The medieval medics might have been on to something. A modern-day recreation of this remedy seems to alleviate infections caused by the bacteria that are usually responsible for styes. The work might ultimately help create drugs for hard-to-treat skin infections.


Medieval Misconceptions

by Dr Davis on February 26, 2015

io9 has 10 Worst Misconceptions about Medieval Life You’d Get from Fantasy Books

What were inns?
“Once your neighbor opened up a fresh batch of ale, you might go to their house, pay a few pennies, and sit and drink with your fellow villagers.”

Equality in the Middle Ages?

In England, a widow could take up the trade of her dead husband — and Mortimer specifically cites tailor, armorer, and merchant as trades open to widows. Some female merchants were actually quite successful, managing international trading ventures with impressive capital.

Women engaged in criminal activity as well, including banditry. Many criminal gangs in Medieval England consisted of families, including wives with their husbands and sisters with their brothers.

Go on and read more. You know you want to.


Original Pronunciation

by Dr Davis on September 17, 2014

britain_william_shakespeare martinShakespeare’s Globe did a Shakespearean play with original pronunciation. This is a 10-minute video about it–with examples:

“It’s an interesting accent to tune your ear into.”

Very useful for linguistics and British literature.

“three kind of evidence that you look for…
observations made by people who are writing on the language at the time… Ben Jonson the dramatist tells us, ‘We actually pronounce the r…’
spellings people used at the time … at one point in Romeo and Juliet the word film is spelt p-h-i-l-o-m-e…That’s a very important indication.
rhymes and puns which don’t work in Modern English that do work in OP… ”

2/3s of Shakespeare’s sonnets have rhymes that don’t work in Modern English but do in OP.

“Actors all said that the OP altered their performance…It changed the way they perceived their characters…”

“The OP Romeo and Juliet was 10 minutes faster.”

“It’s an earthier accent.”

“can make the original meaning clearer”

“sound shift… from pronunciation of whore to o’er/ore… perfect pun”

“working our way back to Shakespeare”


Eyewitness to History

by Dr Davis on September 14, 2014

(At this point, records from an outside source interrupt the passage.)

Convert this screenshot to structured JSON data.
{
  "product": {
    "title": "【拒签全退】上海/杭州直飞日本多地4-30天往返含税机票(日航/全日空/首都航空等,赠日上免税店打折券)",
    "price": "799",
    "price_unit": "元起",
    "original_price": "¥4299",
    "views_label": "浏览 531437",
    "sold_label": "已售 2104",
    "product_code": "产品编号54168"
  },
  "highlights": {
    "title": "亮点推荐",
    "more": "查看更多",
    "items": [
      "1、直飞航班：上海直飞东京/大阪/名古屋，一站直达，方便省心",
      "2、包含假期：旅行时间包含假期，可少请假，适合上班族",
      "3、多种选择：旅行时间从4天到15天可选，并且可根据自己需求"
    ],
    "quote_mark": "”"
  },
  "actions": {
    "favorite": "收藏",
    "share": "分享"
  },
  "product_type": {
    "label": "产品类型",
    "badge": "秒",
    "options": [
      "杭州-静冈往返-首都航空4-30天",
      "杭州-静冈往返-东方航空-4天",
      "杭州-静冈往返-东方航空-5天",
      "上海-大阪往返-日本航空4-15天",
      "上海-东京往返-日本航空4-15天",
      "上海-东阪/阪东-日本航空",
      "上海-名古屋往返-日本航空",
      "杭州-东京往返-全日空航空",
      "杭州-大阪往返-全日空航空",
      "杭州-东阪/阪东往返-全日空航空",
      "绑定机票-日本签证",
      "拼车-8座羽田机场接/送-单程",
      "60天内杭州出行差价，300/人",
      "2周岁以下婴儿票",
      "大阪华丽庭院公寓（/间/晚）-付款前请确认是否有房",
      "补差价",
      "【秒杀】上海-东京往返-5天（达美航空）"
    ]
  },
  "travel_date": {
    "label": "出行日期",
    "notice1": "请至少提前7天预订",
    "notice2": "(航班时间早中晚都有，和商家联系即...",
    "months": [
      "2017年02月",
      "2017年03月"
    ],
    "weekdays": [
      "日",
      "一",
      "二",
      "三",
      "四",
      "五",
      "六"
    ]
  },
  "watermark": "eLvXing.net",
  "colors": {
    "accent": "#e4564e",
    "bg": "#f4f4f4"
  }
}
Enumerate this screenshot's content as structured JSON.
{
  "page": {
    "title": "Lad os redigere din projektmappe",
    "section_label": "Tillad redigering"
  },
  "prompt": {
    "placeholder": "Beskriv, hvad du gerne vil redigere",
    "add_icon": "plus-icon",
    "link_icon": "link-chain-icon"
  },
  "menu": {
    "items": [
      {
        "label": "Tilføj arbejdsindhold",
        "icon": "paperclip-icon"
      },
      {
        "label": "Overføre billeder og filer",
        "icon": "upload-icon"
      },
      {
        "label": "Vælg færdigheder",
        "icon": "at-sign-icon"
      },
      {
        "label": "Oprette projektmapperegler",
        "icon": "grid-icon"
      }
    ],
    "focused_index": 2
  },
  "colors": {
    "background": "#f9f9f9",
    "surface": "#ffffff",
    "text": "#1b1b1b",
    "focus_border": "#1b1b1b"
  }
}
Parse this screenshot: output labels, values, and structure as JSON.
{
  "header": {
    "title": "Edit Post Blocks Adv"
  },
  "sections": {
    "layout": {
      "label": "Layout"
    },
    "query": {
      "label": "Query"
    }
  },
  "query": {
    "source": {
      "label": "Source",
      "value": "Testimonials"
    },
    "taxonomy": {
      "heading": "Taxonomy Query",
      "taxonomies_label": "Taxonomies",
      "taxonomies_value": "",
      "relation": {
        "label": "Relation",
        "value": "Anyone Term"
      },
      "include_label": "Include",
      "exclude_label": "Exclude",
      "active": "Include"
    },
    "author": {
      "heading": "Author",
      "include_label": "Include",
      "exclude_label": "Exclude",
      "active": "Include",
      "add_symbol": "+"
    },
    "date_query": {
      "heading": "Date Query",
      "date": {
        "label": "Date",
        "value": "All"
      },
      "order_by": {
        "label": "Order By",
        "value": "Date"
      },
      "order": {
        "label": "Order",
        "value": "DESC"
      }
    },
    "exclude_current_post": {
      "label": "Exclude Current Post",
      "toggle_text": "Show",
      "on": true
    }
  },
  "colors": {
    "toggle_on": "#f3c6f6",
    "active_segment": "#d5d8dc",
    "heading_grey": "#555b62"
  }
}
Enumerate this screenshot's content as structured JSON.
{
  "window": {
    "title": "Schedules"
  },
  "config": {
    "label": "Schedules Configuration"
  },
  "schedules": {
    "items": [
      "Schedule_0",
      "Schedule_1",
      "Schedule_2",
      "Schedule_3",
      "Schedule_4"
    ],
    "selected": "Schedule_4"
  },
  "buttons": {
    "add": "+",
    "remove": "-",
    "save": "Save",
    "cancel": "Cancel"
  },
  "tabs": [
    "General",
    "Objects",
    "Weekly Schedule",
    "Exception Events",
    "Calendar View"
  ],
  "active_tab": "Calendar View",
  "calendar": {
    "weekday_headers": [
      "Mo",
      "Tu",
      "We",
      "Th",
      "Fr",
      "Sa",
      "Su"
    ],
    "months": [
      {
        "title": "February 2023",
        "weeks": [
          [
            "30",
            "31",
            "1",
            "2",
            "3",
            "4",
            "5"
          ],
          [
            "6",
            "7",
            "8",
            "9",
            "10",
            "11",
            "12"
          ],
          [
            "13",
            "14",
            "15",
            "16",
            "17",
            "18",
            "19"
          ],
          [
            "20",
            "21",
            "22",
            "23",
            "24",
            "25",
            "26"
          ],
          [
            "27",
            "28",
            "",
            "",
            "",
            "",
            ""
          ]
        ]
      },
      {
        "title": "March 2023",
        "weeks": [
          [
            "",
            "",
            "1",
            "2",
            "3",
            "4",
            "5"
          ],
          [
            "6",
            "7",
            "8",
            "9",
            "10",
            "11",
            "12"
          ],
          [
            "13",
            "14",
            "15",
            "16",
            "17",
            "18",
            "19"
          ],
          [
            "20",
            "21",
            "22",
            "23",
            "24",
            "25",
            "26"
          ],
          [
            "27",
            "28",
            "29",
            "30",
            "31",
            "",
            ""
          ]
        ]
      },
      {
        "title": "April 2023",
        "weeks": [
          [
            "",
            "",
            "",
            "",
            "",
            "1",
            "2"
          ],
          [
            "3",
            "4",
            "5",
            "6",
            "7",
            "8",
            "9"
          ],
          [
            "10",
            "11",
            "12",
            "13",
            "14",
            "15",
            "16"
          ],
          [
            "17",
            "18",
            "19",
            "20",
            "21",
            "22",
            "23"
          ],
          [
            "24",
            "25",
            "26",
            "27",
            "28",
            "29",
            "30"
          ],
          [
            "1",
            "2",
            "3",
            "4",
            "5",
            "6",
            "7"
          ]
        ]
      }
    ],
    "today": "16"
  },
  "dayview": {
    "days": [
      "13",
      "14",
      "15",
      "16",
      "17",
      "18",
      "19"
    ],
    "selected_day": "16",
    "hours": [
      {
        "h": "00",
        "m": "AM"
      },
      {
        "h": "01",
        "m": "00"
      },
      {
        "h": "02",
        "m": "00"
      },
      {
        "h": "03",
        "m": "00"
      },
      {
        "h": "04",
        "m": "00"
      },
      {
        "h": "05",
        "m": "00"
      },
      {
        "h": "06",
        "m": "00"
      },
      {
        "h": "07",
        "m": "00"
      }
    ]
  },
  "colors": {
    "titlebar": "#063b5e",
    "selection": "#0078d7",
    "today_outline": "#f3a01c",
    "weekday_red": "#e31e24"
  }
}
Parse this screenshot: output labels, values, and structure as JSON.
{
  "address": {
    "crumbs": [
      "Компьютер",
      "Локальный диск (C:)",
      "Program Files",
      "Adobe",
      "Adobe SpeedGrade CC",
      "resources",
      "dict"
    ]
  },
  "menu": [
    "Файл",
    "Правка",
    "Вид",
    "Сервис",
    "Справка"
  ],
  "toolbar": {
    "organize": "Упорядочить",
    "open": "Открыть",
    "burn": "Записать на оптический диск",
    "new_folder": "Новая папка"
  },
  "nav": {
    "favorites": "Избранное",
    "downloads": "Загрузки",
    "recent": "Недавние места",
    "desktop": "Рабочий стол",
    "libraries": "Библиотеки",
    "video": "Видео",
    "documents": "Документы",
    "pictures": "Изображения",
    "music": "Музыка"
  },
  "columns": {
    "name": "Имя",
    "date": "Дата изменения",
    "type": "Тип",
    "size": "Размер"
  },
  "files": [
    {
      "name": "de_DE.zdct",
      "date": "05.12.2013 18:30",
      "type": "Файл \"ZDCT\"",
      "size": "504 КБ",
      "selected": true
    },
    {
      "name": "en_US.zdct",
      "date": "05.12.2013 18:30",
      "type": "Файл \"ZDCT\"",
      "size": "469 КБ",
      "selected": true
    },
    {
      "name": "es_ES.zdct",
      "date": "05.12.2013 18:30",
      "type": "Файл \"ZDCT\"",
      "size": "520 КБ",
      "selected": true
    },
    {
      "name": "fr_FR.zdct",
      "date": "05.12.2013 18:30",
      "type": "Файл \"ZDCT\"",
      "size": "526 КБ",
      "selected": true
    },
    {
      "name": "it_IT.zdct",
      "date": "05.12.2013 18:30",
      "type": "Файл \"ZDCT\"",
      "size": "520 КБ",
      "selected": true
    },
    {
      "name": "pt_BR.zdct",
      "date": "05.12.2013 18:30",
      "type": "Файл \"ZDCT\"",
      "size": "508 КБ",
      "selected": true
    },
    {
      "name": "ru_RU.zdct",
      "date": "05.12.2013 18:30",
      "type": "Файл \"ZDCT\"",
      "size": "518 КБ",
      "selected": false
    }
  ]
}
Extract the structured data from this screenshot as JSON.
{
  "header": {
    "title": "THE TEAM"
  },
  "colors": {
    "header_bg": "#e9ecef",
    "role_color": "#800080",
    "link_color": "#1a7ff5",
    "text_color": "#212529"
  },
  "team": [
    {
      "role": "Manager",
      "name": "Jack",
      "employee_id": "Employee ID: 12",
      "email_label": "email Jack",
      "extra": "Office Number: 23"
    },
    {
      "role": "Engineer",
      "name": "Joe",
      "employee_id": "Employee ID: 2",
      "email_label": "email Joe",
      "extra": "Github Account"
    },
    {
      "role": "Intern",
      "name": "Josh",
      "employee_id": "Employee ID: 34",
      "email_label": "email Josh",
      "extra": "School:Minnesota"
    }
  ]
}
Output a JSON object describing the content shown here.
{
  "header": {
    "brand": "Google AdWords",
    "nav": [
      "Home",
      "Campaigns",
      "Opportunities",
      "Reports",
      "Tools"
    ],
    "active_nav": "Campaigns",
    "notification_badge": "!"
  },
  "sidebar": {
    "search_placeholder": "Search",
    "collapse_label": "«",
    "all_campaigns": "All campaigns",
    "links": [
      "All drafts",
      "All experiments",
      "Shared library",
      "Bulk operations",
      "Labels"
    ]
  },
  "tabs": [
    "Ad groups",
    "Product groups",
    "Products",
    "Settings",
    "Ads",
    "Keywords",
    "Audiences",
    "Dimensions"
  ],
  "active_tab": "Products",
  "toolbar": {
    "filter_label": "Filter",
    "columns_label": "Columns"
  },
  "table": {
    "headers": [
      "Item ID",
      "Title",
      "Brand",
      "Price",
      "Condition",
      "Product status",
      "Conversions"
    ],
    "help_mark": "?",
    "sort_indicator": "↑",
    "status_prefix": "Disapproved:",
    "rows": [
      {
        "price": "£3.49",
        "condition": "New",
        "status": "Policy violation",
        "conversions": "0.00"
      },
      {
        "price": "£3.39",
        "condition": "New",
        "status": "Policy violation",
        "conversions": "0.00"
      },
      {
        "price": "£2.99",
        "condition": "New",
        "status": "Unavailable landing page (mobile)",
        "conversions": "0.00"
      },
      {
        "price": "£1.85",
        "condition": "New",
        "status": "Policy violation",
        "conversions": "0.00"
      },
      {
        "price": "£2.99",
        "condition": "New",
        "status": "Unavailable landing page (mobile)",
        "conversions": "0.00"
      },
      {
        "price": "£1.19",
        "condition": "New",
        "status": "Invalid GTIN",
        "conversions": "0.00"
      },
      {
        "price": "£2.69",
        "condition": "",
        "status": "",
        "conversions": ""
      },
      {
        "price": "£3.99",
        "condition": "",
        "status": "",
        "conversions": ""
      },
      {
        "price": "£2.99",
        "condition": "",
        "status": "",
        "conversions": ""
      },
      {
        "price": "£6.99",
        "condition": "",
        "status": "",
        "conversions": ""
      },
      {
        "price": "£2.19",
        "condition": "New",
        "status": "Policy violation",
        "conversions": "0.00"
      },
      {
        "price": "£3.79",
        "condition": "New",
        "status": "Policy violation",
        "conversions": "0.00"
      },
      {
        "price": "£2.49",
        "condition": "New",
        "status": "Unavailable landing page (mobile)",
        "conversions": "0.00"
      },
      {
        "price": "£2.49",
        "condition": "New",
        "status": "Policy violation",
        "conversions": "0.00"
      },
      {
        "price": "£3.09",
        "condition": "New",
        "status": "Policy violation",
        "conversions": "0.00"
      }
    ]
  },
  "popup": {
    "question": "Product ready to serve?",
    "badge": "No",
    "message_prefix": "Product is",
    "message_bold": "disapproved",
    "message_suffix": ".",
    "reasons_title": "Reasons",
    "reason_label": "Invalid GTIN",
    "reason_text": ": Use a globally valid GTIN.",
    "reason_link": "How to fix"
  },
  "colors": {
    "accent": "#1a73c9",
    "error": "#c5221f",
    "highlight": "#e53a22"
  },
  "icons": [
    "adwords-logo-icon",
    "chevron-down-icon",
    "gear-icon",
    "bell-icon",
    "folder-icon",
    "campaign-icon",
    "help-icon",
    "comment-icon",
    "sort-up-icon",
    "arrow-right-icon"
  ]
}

A great site for eyewitness accounts of important (and less important) national and international events is Eyewitness to History.

I would use this for literature courses. I might even use it for rhetoric classes.